Prime Cuts: Reason, You've Always Been, Let It Be Love
Overall Grade: 4/5
Unspoken did not check their brains at the door when they make "Reason." On this new 12-song album, this pentad has brilliantly given us some food for thought by engaging in theological themes often neglected by most CCM artists. Issues such as apologetics ("Reason"), the depravity of human beings and the grace of God ("Human Condition"), the particularity of God's love ("You've Always Been") are not generally topics expounded across the swath of today's CCM. Yet in the hands of Unspoken, not only are they adequately elucidated but they are crafted along melodies that are contemporary without a hint of stoicism. Their soulful pop-centric sound has never sounded better, thanks to the creative input of famed producers Tedd T. (for KING & COUNTRY) and Chris Stevens (tobyMac).
"Reason," the title cut, is a must-hear. With clappy percussions and the gentle nudging of the acoustic guitars working in concert with Unspoken, the song helps us to see God's presence all around us. Not only is this song a comfort for a troubled soul, but it's great apologetics in action. Current single "You've Always Been" thrives on the song's attention paid to its details. Heart hitting lines such as "biggest planets turn to pebbles when You speak" and "when in pride I think I'm worthy, You point out the price You paid" abound. Never ones to color within the lines, the haunting "Let it Be Love" will certainly ruffled some feathers. In our social climate of hatred and divisions, "Let It Be Love" applies 1 Corinthians 13 by echoing the Apostle Paul's message that most important attribute we need to display in such a melee is love. Vermillion love that reflects the blood of Jesus shed for us on the Cross.
"Can't Even Love Myself" is another song that deserves widespread circulation. In our self-help culture where we are expected to pull up our moral bootstraps, "Can't Even Love Myself" takes the great reformation doctrine of grace alone and makes it so palatable that even a high schooler can understand. On a similar lyrical trajectory but set on a jaunty pace with interesting snap drums is the interesting "Human Condition." "If We Only Knew" puts the boys into the big balladry arena which is passable without being great. The same can be said about the orotund sounding pop-centric "Help is on the Way." Better is the soulful "Just Give Me Jesus" quipped with a Gospel choir.

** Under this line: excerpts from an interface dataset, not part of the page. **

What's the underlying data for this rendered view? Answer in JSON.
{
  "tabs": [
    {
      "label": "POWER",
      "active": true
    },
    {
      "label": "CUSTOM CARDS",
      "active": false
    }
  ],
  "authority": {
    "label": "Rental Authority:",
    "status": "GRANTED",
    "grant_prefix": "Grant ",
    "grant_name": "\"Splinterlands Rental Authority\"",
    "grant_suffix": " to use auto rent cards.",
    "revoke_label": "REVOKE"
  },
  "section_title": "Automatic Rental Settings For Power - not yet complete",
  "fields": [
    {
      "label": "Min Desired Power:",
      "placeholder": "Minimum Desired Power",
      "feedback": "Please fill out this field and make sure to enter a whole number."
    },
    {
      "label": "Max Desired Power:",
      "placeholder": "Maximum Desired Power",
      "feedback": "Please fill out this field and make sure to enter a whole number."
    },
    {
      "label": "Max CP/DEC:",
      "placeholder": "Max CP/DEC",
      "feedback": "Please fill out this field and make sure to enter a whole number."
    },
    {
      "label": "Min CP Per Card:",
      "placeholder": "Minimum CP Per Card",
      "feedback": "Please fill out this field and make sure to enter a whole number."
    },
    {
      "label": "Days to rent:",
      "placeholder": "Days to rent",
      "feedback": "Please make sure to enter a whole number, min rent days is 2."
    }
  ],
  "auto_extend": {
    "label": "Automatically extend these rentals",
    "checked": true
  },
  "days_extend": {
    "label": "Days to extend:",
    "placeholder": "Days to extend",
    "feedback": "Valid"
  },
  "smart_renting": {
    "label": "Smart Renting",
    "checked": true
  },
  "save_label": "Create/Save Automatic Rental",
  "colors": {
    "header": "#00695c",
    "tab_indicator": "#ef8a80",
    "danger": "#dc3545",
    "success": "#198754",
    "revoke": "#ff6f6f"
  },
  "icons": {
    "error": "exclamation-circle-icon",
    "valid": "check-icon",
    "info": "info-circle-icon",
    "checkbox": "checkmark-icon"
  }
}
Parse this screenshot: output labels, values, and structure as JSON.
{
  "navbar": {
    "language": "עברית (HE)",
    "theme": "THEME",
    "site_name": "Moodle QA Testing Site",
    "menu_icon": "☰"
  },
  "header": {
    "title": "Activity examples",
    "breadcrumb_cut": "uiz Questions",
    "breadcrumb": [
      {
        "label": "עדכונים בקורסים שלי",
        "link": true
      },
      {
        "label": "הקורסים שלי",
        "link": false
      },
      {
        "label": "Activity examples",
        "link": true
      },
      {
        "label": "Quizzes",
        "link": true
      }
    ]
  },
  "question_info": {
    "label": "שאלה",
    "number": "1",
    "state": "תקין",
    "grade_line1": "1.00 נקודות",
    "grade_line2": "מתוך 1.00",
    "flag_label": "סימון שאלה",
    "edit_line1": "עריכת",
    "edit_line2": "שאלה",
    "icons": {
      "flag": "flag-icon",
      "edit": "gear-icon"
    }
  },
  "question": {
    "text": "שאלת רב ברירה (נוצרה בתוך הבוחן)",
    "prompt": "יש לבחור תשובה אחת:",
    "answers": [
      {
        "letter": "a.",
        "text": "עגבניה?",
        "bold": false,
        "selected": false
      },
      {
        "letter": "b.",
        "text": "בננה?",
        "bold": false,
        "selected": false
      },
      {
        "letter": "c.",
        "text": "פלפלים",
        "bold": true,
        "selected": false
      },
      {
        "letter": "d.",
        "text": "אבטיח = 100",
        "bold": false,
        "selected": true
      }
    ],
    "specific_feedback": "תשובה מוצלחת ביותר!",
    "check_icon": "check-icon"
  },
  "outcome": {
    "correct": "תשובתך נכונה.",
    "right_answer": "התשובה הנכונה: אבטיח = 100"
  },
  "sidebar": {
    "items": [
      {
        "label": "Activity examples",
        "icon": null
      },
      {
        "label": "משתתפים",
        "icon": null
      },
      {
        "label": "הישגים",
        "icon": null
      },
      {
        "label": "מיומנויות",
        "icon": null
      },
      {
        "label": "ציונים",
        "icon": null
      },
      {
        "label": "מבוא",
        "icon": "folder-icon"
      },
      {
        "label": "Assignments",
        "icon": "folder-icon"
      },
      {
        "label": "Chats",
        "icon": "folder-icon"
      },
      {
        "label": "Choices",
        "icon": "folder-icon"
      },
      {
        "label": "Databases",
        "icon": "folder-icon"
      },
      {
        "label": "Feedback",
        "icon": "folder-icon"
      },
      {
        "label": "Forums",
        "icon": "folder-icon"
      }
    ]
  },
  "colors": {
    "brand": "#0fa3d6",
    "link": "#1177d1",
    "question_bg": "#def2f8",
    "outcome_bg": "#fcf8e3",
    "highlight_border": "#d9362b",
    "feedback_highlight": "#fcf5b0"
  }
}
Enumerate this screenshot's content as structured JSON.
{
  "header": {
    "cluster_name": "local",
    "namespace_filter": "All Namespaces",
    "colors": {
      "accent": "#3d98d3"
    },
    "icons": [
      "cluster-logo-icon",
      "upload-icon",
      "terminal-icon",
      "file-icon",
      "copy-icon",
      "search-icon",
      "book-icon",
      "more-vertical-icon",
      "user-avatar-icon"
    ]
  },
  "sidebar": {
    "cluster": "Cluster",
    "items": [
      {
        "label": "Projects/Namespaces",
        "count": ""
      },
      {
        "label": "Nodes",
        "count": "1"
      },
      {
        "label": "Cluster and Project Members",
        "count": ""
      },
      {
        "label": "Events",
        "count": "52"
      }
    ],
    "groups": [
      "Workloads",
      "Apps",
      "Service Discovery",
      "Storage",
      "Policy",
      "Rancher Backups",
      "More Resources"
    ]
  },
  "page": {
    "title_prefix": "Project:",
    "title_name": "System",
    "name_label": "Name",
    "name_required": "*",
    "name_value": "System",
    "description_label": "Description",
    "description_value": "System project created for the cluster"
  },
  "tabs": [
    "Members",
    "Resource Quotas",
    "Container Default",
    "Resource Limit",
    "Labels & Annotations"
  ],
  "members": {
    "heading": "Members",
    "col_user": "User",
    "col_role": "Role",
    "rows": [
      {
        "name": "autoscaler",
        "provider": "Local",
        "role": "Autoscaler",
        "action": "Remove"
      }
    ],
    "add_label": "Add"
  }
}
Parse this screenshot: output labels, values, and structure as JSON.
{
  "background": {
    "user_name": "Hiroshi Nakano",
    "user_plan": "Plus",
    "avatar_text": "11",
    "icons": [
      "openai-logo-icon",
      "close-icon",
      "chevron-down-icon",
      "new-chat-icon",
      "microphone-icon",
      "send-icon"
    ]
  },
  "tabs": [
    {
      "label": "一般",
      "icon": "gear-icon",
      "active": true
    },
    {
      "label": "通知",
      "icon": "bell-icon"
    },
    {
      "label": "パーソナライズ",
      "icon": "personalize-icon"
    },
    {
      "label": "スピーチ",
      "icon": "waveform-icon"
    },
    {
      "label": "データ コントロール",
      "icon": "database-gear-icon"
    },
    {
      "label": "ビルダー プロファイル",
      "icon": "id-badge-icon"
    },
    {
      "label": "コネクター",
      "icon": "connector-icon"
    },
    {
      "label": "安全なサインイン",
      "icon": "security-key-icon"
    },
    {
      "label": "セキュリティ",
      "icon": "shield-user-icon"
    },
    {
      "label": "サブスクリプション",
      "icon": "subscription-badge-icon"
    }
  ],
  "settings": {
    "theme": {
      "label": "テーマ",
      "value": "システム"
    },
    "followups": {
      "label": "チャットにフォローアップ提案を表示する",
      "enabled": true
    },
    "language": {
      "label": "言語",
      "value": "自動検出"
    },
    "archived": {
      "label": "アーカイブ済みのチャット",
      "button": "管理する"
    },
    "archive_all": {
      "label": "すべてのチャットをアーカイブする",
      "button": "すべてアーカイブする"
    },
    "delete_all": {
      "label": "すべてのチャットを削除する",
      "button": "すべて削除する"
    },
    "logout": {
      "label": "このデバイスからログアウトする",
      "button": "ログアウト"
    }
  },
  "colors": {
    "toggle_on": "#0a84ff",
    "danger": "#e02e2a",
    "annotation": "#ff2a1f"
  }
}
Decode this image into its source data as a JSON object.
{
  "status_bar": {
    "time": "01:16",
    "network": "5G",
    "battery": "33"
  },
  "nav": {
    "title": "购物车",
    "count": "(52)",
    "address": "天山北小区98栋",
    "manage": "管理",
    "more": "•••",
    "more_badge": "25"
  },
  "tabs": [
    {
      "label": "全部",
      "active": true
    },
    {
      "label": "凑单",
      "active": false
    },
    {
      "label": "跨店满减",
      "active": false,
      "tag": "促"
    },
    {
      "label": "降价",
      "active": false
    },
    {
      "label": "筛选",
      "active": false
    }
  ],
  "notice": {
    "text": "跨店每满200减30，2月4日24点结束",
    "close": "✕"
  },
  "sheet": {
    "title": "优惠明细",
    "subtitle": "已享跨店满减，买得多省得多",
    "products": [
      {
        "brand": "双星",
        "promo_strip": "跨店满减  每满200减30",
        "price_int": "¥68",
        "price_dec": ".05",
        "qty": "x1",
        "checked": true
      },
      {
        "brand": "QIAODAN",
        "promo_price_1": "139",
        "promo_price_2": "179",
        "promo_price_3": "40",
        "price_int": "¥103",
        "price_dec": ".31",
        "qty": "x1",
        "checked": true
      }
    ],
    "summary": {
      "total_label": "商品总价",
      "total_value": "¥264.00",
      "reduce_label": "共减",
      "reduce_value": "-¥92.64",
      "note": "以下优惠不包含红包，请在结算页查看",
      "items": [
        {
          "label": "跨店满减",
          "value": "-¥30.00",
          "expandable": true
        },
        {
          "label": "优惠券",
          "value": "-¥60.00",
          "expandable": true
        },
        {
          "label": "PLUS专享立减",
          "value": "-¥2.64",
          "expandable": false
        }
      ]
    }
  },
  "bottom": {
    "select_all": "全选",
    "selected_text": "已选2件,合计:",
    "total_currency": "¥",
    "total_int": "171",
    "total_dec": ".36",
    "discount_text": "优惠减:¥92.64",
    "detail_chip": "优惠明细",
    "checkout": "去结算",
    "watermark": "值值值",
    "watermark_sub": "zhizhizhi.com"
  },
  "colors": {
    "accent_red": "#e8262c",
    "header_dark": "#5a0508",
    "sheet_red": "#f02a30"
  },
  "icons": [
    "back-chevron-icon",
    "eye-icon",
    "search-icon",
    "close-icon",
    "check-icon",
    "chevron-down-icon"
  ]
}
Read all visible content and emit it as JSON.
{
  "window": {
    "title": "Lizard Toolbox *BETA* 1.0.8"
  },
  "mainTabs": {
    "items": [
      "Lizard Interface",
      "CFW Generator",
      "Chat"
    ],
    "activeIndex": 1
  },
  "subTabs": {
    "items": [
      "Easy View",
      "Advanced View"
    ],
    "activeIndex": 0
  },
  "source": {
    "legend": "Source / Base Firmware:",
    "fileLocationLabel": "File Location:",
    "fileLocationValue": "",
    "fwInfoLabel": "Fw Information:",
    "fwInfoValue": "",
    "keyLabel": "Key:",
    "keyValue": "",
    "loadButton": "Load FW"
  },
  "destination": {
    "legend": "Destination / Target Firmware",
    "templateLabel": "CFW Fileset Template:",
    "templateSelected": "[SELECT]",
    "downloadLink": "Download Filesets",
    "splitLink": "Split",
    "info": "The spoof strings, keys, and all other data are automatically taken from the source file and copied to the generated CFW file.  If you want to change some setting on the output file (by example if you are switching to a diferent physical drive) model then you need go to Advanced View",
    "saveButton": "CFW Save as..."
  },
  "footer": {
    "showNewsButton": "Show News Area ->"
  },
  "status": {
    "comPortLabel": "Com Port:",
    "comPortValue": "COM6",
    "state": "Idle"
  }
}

Unspoken's "Reason" is not just an album made for the ears. Rather, it's aimed for both the ear and mind. Never ones to shy away from the pressing issues facing the average person, they take them and creatively address them in ways that are fresh, understandable and in many cases "cool."